Where does the string "conf" appear in the records? Copy every line that contains it.
((
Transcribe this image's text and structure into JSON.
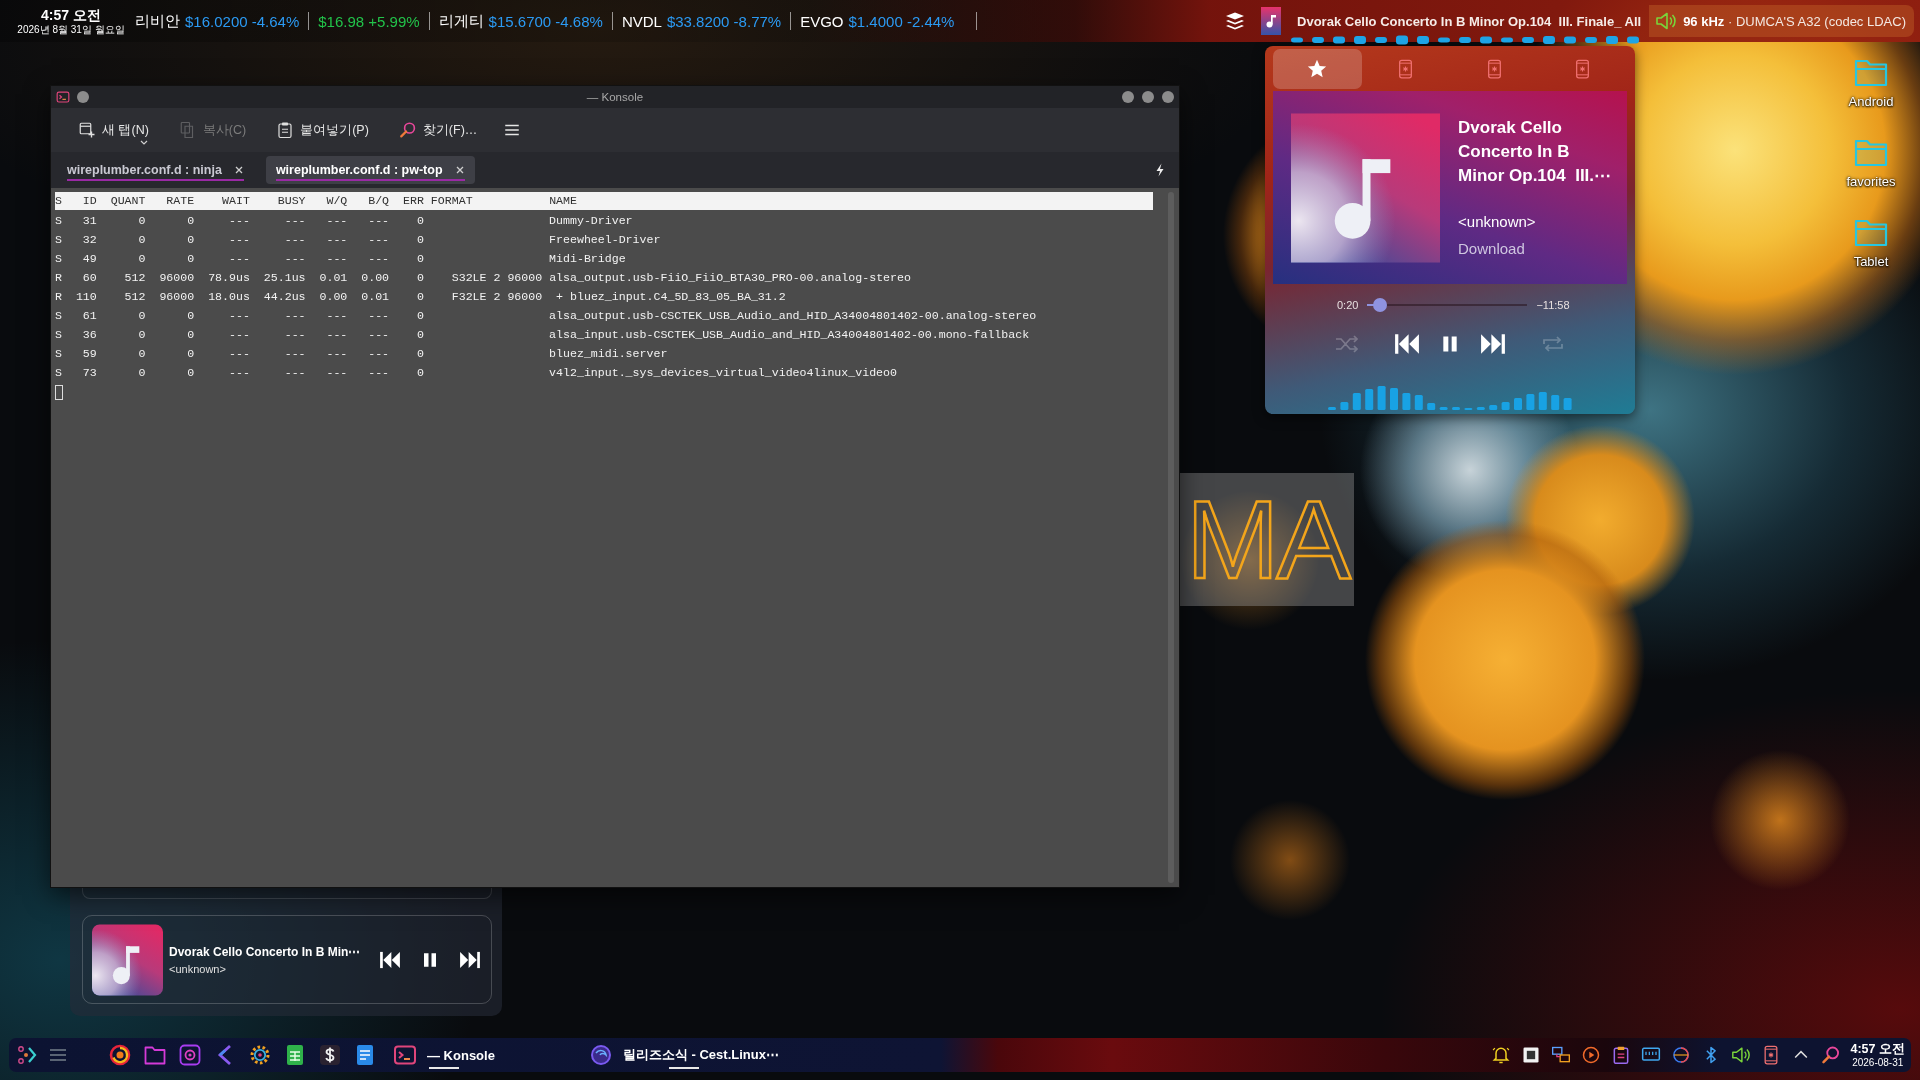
{
  "top_bar": {
    "time": "4:57 오전",
    "date": "2026년 8월 31일 월요일",
    "tickers": [
      {
        "name": "리비안",
        "quote": "$16.0200 -4.64%",
        "color": "#2b9af3"
      },
      {
        "quote": "$16.98 +5.99%",
        "color": "#22c34a"
      },
      {
        "name": "리게티",
        "quote": "$15.6700 -4.68%",
        "color": "#2b9af3"
      },
      {
        "name": "NVDL",
        "quote": "$33.8200 -8.77%",
        "color": "#2b9af3"
      },
      {
        "name": "EVGO",
        "quote": "$1.4000 -2.44%",
        "color": "#2b9af3"
      }
    ],
    "now_playing": "Dvorak Cello Concerto In B Minor Op.104  III. Finale_ All",
    "audio_output": "**96 kHz** · DUMCA'S A32 (codec LDAC)"
  },
  "konsole": {
    "title": "— Konsole",
    "toolbar": [
      {
        "label": "새 탭(N)",
        "disabled": false
      },
      {
        "label": "복사(C)",
        "disabled": true
      },
      {
        "label": "붙여넣기(P)",
        "disabled": false
      },
      {
        "label": "찾기(F)…",
        "disabled": false
      }
    ],
    "tabs": [
      {
        "label": "wireplumber.conf.d : ninja",
        "selected": false
      },
      {
        "label": "wireplumber.conf.d : pw-top",
        "selected": true
      }
    ],
    "terminal": {
      "columns": [
        "S",
        "ID",
        "QUANT",
        "RATE",
        "WAIT",
        "BUSY",
        "W/Q",
        "B/Q",
        "ERR",
        "FORMAT",
        "NAME"
      ],
      "rows": [
        {
          "s": "S",
          "id": "31",
          "quant": "0",
          "rate": "0",
          "wait": "---",
          "busy": "---",
          "w_q": "---",
          "b_q": "---",
          "err": "0",
          "name": "Dummy-Driver"
        },
        {
          "s": "S",
          "id": "32",
          "quant": "0",
          "rate": "0",
          "wait": "---",
          "busy": "---",
          "w_q": "---",
          "b_q": "---",
          "err": "0",
          "name": "Freewheel-Driver"
        },
        {
          "s": "S",
          "id": "49",
          "quant": "0",
          "rate": "0",
          "wait": "---",
          "busy": "---",
          "w_q": "---",
          "b_q": "---",
          "err": "0",
          "name": "Midi-Bridge"
        },
        {
          "s": "R",
          "id": "60",
          "quant": "512",
          "rate": "96000",
          "wait": "78.9us",
          "busy": "25.1us",
          "w_q": "0.01",
          "b_q": "0.00",
          "err": "0",
          "format": "S32LE 2 96000",
          "name": "alsa_output.usb-FiiO_FiiO_BTA30_PRO-00.analog-stereo",
          "children": [
            {
              "s": "R",
              "id": "110",
              "quant": "512",
              "rate": "96000",
              "wait": "18.0us",
              "busy": "44.2us",
              "w_q": "0.00",
              "b_q": "0.01",
              "err": "0",
              "format": "F32LE 2 96000",
              "name": "+ bluez_input.C4_5D_83_05_BA_31.2"
            }
          ]
        },
        {
          "s": "S",
          "id": "61",
          "quant": "0",
          "rate": "0",
          "wait": "---",
          "busy": "---",
          "w_q": "---",
          "b_q": "---",
          "err": "0",
          "name": "alsa_output.usb-CSCTEK_USB_Audio_and_HID_A34004801402-00.analog-stereo"
        },
        {
          "s": "S",
          "id": "36",
          "quant": "0",
          "rate": "0",
          "wait": "---",
          "busy": "---",
          "w_q": "---",
          "b_q": "---",
          "err": "0",
          "name": "alsa_input.usb-CSCTEK_USB_Audio_and_HID_A34004801402-00.mono-fallback"
        },
        {
          "s": "S",
          "id": "59",
          "quant": "0",
          "rate": "0",
          "wait": "---",
          "busy": "---",
          "w_q": "---",
          "b_q": "---",
          "err": "0",
          "name": "bluez_midi.server"
        },
        {
          "s": "S",
          "id": "73",
          "quant": "0",
          "rate": "0",
          "wait": "---",
          "busy": "---",
          "w_q": "---",
          "b_q": "---",
          "err": "0",
          "name": "v4l2_input._sys_devices_virtual_video4linux_video0"
        }
      ]
    }
  },
  "music_popup": {
    "tabs": [
      {
        "selected": true
      },
      {
        "selected": false
      },
      {
        "selected": false
      },
      {
        "selected": false
      }
    ],
    "title": "Dvorak Cello Concerto In B Minor Op.104  III.⋯",
    "artist": "<unknown>",
    "album": "Download",
    "elapsed": "0:20",
    "remaining": "−11:58",
    "level": 0.04,
    "shuffle": false,
    "repeat": false,
    "playing": true
  },
  "desktop_icons": [
    {
      "label": "Android"
    },
    {
      "label": "favorites"
    },
    {
      "label": "Tablet"
    }
  ],
  "logo_widget": {
    "text": "MA"
  },
  "mini_player": {
    "title": "Dvorak Cello Concerto In B Min⋯",
    "artist": "<unknown>",
    "playing": true
  },
  "taskbar": {
    "tasks": [
      {
        "label": "— Konsole"
      },
      {
        "label": "릴리즈소식 - Cest.Linux⋯"
      }
    ],
    "time": "4:57 오전",
    "date": "2026-08-31"
  }
}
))
ANSWER SPACE:
        "label": "wireplumber.conf.d : ninja",
        "label": "wireplumber.conf.d : pw-top",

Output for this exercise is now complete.